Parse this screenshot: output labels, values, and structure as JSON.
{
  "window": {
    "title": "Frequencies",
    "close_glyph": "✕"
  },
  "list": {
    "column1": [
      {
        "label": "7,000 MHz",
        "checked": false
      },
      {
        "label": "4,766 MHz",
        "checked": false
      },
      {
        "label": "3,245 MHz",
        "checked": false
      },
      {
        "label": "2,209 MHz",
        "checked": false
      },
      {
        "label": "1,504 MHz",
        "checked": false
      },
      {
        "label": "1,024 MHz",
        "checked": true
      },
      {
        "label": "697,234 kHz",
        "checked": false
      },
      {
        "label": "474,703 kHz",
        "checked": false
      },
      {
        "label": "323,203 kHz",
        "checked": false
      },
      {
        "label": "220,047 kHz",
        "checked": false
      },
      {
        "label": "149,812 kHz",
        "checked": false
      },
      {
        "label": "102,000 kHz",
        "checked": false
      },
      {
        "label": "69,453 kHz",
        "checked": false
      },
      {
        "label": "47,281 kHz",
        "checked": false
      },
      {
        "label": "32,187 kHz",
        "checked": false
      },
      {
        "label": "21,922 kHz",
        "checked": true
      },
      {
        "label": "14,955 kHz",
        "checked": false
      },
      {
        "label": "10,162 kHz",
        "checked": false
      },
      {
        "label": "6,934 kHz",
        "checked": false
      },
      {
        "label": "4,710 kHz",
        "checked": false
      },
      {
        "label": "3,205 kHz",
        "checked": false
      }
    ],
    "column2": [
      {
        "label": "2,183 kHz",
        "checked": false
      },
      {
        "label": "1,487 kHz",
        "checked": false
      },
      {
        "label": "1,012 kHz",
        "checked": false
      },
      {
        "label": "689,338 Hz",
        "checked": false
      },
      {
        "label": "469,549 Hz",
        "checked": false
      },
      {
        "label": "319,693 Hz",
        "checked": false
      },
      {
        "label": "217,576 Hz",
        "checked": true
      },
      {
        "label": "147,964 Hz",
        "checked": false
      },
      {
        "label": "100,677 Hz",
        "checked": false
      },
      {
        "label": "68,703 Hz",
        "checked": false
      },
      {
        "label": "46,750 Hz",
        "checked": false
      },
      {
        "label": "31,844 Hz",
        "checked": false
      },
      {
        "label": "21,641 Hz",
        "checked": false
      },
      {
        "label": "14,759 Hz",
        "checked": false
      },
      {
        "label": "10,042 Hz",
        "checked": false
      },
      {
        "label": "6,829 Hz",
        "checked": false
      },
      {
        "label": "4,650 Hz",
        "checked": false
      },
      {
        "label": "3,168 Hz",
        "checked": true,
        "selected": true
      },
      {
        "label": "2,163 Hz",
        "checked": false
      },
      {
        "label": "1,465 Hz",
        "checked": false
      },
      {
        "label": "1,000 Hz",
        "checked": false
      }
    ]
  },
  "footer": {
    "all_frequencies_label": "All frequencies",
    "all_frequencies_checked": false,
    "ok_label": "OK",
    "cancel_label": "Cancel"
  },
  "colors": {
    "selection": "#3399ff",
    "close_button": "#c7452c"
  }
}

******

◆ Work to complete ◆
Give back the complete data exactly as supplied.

◆ Reply ◆
Parse this screenshot: output labels, values, and structure as JSON.
{
  "window": {
    "title": "Frequencies",
    "close_glyph": "✕"
  },
  "list": {
    "column1": [
      {
        "label": "7,000 MHz",
        "checked": false
      },
      {
        "label": "4,766 MHz",
        "checked": false
      },
      {
        "label": "3,245 MHz",
        "checked": false
      },
      {
        "label": "2,209 MHz",
        "checked": false
      },
      {
        "label": "1,504 MHz",
        "checked": false
      },
      {
        "label": "1,024 MHz",
        "checked": true
      },
      {
        "label": "697,234 kHz",
        "checked": false
      },
      {
        "label": "474,703 kHz",
        "checked": false
      },
      {
        "label": "323,203 kHz",
        "checked": false
      },
      {
        "label": "220,047 kHz",
        "checked": false
      },
      {
        "label": "149,812 kHz",
        "checked": false
      },
      {
        "label": "102,000 kHz",
        "checked": false
      },
      {
        "label": "69,453 kHz",
        "checked": false
      },
      {
        "label": "47,281 kHz",
        "checked": false
      },
      {
        "label": "32,187 kHz",
        "checked": false
      },
      {
        "label": "21,922 kHz",
        "checked": true
      },
      {
        "label": "14,955 kHz",
        "checked": false
      },
      {
        "label": "10,162 kHz",
        "checked": false
      },
      {
        "label": "6,934 kHz",
        "checked": false
      },
      {
        "label": "4,710 kHz",
        "checked": false
      },
      {
        "label": "3,205 kHz",
        "checked": false
      }
    ],
    "column2": [
      {
        "label": "2,183 kHz",
        "checked": false
      },
      {
        "label": "1,487 kHz",
        "checked": false
      },
      {
        "label": "1,012 kHz",
        "checked": false
      },
      {
        "label": "689,338 Hz",
        "checked": false
      },
      {
        "label": "469,549 Hz",
        "checked": false
      },
      {
        "label": "319,693 Hz",
        "checked": false
      },
      {
        "label": "217,576 Hz",
        "checked": true
      },
      {
        "label": "147,964 Hz",
        "checked": false
      },
      {
        "label": "100,677 Hz",
        "checked": false
      },
      {
        "label": "68,703 Hz",
        "checked": false
      },
      {
        "label": "46,750 Hz",
        "checked": false
      },
      {
        "label": "31,844 Hz",
        "checked": false
      },
      {
        "label": "21,641 Hz",
        "checked": false
      },
      {
        "label": "14,759 Hz",
        "checked": false
      },
      {
        "label": "10,042 Hz",
        "checked": false
      },
      {
        "label": "6,829 Hz",
        "checked": false
      },
      {
        "label": "4,650 Hz",
        "checked": false
      },
      {
        "label": "3,168 Hz",
        "checked": true,
        "selected": true
      },
      {
        "label": "2,163 Hz",
        "checked": false
      },
      {
        "label": "1,465 Hz",
        "checked": false
      },
      {
        "label": "1,000 Hz",
        "checked": false
      }
    ]
  },
  "footer": {
    "all_frequencies_label": "All frequencies",
    "all_frequencies_checked": false,
    "ok_label": "OK",
    "cancel_label": "Cancel"
  },
  "colors": {
    "selection": "#3399ff",
    "close_button": "#c7452c"
  }
}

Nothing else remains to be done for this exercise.